[[ Provided data, beginning ]]

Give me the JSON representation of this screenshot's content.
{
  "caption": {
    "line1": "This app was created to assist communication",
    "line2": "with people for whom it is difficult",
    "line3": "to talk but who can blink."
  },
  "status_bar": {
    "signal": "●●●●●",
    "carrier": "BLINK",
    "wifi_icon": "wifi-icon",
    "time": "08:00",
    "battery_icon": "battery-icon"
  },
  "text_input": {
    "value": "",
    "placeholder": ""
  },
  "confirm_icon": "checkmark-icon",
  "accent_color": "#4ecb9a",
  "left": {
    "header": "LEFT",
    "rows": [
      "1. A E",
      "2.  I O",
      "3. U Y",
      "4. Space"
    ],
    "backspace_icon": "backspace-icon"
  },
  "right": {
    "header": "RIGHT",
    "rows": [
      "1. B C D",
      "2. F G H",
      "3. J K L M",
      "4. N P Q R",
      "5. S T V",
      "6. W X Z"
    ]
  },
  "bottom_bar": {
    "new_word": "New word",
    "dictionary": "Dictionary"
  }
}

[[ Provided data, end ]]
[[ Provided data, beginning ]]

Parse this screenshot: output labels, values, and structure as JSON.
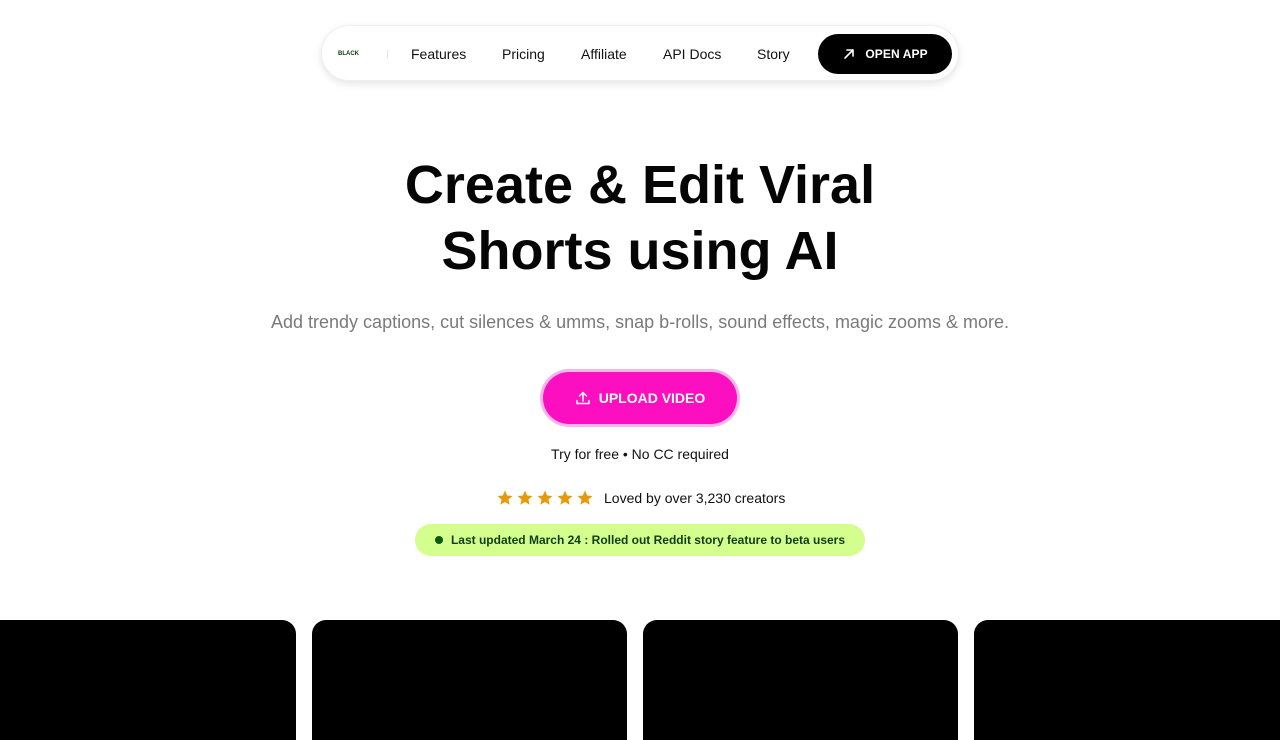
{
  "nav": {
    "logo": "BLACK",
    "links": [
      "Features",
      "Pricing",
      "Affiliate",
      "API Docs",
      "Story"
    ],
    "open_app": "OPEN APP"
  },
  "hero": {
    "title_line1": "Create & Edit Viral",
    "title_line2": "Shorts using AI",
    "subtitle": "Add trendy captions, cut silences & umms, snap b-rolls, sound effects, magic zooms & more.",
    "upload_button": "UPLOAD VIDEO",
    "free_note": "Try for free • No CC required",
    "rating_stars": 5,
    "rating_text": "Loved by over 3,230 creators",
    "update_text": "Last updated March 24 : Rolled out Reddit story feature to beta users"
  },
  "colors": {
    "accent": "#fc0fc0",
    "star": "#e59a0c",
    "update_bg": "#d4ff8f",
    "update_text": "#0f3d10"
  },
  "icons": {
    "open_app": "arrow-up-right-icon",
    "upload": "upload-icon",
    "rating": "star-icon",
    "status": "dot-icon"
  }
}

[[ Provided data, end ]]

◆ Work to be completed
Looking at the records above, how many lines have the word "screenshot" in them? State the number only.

◆ Task answer
2